“Us giving to the university is what we do,” said Williams, referring to his wife, Wanda, in a Tuesday Zoom call advancing the ACC tournament in Greensboro. “I don’t need to buy another year from Bubba. I’m here till 2028. You think I need another year. I’m coaching my butt off! That’s what I’m concerned about.”
North Carolina (16-9, 10-6 ACC), the No. 6 seed, opens the ACC tournament in the 9 p.m. Wednesday game in Greensboro. The Tar Heels face the winner of the opening round game Tuesday between No. 11 seed Notre Dame (10-14, 7-11 ACC) and No. 14 Wake Forest (6-15, 3-15 ACC).
Williams said there also was nothing symbolic about kissing the the floor after Saturday’s win over Duke. He said he’s thought about it in the past and regrets having never done at Allen Fieldhouse when he was the head coach at Kansas, 1988-2003.
Twitter jumped to all those above conclusions after North Carolina sent out a release about the donation.

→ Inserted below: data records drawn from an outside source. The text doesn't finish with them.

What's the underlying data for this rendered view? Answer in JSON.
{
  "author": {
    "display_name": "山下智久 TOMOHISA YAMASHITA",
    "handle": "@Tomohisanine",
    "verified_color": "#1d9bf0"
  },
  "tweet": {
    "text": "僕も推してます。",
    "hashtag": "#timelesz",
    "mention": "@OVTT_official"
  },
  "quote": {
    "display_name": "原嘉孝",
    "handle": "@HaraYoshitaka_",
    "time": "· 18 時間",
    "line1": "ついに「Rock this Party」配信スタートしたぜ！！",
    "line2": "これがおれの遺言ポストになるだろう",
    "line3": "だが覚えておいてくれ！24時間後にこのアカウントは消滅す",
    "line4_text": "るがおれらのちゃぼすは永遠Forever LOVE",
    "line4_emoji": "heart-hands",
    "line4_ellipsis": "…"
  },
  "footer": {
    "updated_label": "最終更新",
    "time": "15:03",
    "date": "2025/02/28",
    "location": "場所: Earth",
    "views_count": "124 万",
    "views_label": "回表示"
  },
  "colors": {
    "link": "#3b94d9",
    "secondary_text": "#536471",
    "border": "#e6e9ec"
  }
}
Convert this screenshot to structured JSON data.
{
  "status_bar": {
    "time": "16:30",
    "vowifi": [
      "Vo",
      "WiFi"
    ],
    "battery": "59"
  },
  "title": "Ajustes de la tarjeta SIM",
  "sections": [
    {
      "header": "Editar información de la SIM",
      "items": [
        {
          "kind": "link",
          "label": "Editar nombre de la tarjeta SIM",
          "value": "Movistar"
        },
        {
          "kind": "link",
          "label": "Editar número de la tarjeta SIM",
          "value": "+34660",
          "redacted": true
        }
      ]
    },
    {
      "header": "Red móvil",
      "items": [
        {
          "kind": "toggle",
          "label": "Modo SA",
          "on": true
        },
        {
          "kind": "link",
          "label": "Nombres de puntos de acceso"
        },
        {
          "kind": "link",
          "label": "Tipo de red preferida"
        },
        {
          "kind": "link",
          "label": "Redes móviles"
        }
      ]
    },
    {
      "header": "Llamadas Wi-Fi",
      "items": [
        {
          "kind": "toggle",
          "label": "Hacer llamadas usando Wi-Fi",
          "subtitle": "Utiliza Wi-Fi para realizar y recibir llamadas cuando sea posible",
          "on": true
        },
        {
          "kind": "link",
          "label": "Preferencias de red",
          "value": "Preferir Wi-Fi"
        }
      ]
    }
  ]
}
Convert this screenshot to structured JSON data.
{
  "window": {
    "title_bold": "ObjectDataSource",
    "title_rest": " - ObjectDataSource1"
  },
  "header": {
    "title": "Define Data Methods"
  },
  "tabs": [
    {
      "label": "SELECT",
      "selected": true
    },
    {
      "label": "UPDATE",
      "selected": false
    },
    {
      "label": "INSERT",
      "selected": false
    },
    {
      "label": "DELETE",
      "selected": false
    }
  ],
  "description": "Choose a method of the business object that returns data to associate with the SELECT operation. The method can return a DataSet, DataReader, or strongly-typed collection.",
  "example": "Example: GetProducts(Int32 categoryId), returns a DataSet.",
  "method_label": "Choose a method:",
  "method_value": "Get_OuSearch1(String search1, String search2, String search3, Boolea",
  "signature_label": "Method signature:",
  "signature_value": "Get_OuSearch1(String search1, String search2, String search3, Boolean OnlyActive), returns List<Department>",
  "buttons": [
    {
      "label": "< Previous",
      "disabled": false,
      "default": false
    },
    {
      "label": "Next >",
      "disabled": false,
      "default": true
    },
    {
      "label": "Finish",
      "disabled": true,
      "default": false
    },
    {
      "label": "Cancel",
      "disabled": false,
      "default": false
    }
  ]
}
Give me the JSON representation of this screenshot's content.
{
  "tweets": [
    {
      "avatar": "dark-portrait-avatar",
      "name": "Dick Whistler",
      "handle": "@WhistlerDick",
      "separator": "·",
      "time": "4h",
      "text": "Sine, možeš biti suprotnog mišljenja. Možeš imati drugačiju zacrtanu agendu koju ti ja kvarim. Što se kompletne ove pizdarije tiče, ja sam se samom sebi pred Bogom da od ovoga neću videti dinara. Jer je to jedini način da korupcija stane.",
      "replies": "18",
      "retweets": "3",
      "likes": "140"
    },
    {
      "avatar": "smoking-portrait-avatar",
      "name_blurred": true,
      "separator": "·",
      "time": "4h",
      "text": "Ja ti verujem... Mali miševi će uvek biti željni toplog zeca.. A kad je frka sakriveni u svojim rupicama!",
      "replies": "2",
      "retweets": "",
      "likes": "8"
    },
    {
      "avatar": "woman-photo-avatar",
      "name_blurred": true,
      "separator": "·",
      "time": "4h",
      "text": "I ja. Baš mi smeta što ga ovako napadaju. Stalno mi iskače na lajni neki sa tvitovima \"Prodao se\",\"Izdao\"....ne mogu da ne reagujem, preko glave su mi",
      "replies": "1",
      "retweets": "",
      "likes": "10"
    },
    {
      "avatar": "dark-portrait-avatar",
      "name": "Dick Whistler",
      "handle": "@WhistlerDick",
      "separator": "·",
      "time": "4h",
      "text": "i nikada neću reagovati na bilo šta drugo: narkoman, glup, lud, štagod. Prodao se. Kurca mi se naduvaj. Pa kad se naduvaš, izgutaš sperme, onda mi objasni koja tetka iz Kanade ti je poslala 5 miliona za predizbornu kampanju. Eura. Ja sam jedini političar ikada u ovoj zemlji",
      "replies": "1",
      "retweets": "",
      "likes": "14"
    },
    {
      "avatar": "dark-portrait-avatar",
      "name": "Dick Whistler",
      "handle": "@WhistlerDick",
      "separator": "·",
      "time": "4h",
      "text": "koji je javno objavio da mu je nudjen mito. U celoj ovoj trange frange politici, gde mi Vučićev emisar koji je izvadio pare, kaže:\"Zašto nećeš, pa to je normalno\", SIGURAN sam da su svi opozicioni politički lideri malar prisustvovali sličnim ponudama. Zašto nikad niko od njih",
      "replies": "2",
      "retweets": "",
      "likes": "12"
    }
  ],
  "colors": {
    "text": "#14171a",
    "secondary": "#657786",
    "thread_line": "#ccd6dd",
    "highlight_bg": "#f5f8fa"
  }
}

Williams and his wife have made donations in the past anonymously and that was again the case with this $3 million donation. It was made in the fall, but Williams was encouraged by David Routh, vice-chancellor University Development, to make the donation public.
“David Routh in the development office thought it was something that would encourage other people to give,” Williams said. “I’ve already had three calls from people that have decided they’re going to give. What he thought might happened has happened.”
Williams added he heard from Routh that he has taken similar calls.
The scholarship designates $1.5 million to Carolina Covenant, which is for low-income students, $1 million to Carolina Athletics and $500,000 to Chancellor’s Science and Scholars program to promote diversity opportunities in math and science.
Williams wife, a former high school teacher, said in UNC’s news release, “The Carolina Covenant is near and dear to our hearts. When Roy came to school here, his mother handed him $100 and said, ‘Have fun.’ If he had been going to school now, he would have been a Carolina Covenant Scholar.”
Williams, 70, whose salary has been listed as $3.9 per year, and his wife have donated $5.8 million over the past 18 years, but his donations also date to back to before he hit the lottery with the explosion of coaching salaries.
He donated $5,000 toward building the Smith Center, named for his mentor, Dean Smith. The Smith Center opened in 1986 when he was still an assistant for Smith at UNC.
Williams remained a Smith assistant until he left for Kansas as head coach, 1988-2003, and then returned to North Carolina as head coach, in 2004. He first arrived in Chapel Hill as a freshman on the JV team, 1968-69, with little money in his pocket. That spurred the donation to Covenant Carolina.
Williams was caught off guard by the misinterpreted Twitter reactions as well as the praise.
“If my wife didn’t have a phone, I wouldn’t know anything about it,” he said. “I think it got carried away.”
North Carolina continues to struggle with inconsistent play and remains unranked, but the Tar Heels have won four of their last six and picked up two votes among others in the USA Today coaches poll. One of the wins was an upset of No. 15-ranked Florida State, the No. 2 ACC seed.
UNC sophomore center Armando Bacot was named third-team All-ACC. He leads the balanced scoring with 11.7 points a game and is second in rebounding at 7.6.
Freshmen Day’Ron Sharpe and Caleb Love made the All-Freshman team and freshmen Kerwin Walton and R.J. Davis the All-Academic team.
I invite you to follow me on Twitter @shanny4055